"Spend $20 million for a commission that’s already decided to take money from people who were never involved in the evil of slavery and give it to people who were never subject to the evil of slavery. That’s what Democrats on the Judiciary Committee are doing," Jordan said.
Supporters said the bill is not about a check, but about developing a structured response to historical and ongoing wrongs.
"I ask my friends on the other side of the aisle, do not ignore the pain, the history and the reasonableness of this commission," said the bill’s sponsor, Rep. Sheila Jackson Lee, D-Texas.
Other Republicans on the committee also spoke against the bill, including Rep. Burgess Owens, an African American lawmaker from Utah, who said he grew up in the Deep South where "we believe in commanding respect, not digging or asking for it." The former professional football player noted that in the 1970s, Black men often weren’t allowed to play quarterback or, as he put it, other "thinking positions."
"Forty years later, we’re now electing a president of the United States, a black man. Vice president of the United States, a black woman. And we say there’s no progress?" Owens said. "Those who say there’s no progress are those who do not want progress."
But Democrats said the country’s history is replete with government-sponsored actions that have discriminated against African Americans well after slavery ended. Rep. David Cicilline, D-R.I., noted that the Federal Housing Administration at one time refused to insure mortgages in Black neighborhoods while some states prevented Black veterans of World War II from participating in the benefits of the GI Bill.

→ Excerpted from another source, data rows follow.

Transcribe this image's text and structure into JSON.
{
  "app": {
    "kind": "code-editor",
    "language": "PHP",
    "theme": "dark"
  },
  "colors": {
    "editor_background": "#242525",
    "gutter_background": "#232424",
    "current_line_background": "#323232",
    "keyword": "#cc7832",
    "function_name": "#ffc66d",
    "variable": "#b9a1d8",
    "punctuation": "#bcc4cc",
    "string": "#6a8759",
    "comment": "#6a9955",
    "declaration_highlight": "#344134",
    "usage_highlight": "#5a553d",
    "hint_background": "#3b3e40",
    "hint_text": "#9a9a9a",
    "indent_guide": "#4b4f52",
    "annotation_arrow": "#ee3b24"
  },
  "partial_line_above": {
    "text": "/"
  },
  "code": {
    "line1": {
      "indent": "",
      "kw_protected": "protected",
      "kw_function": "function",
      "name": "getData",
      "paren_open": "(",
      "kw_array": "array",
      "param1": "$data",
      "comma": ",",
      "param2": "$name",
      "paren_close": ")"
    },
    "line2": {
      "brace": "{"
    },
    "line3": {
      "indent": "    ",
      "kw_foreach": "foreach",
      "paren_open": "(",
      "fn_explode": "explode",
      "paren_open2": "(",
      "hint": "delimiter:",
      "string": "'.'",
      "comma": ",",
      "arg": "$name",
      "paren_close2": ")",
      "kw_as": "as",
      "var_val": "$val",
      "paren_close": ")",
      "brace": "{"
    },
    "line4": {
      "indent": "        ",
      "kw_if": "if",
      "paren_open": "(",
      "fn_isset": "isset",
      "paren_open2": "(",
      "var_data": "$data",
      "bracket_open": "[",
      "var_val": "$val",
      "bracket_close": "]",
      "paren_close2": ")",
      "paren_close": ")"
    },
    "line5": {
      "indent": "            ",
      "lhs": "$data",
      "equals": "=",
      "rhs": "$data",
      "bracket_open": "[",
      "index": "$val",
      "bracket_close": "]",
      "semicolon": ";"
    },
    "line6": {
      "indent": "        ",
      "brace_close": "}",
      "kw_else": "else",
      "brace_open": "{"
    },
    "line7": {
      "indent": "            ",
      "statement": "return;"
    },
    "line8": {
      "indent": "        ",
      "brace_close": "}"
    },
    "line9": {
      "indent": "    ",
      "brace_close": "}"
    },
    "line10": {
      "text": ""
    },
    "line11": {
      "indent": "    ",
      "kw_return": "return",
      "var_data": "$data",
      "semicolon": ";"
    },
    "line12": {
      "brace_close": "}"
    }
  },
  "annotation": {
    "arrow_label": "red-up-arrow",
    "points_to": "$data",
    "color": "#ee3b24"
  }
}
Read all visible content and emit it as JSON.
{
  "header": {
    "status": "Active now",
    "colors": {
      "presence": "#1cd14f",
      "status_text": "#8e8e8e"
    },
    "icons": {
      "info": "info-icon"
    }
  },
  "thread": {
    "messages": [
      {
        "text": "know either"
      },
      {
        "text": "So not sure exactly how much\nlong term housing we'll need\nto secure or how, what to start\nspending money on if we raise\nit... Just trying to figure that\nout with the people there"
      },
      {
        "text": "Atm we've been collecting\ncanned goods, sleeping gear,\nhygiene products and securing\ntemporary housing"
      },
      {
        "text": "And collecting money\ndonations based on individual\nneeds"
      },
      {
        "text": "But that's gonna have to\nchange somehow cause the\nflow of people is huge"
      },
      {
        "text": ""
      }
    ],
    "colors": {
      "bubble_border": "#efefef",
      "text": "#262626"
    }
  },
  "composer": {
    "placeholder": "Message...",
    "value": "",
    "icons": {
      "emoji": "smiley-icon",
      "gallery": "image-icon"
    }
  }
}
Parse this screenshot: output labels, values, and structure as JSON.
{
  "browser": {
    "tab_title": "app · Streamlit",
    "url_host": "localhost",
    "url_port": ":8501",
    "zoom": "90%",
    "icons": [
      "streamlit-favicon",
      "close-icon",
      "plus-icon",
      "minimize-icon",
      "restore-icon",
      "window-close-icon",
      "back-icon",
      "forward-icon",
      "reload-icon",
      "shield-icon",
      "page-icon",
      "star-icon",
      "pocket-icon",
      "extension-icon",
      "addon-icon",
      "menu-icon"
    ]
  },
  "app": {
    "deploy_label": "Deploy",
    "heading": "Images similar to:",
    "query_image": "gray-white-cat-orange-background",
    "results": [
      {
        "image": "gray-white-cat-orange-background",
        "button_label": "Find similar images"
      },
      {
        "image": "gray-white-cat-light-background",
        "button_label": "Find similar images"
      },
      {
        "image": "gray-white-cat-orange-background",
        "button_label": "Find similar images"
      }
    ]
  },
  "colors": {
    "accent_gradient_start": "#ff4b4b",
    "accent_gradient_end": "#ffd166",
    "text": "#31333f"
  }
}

"This notion of, like, I wasn’t a slave owner. I’ve got nothing to do with it misses the point," Cicilline said. "It’s about our country’s responsibility, to remedy this wrong and to respond to it in a thoughtful way. And this commission is our opportunity to do that."
Last month, the Chicago suburb of Evanston, Illinois, became the first U.S. city to make reparations available to its Black residents for past discrimination and the lingering effects of slavery. The money will come from the sale of recreational marijuana and qualifying households would receive $25,000 for home repairs, down payments on property, and interest or late penalties on property in the city.
Other communities and organizations considering reparations range from the state of California to cities like Amherst, Massachusetts; Providence, Rhode Island; Asheville, North Carolina; and Iowa City, Iowa; religious denominations like the Episcopal Church; and prominent colleges like Georgetown University in Washington.
Polling has found long-standing resistance in the U.S. to reparations to descendants of slaves, divided along racial lines. Only 29% of Americans voiced support for paying cash reparations, according to an Associated Press-NORC Center for Public Affairs Research poll taken in the fall of 2019. Most Black Americans favored reparations, 74%, compared with 15% of white Americans.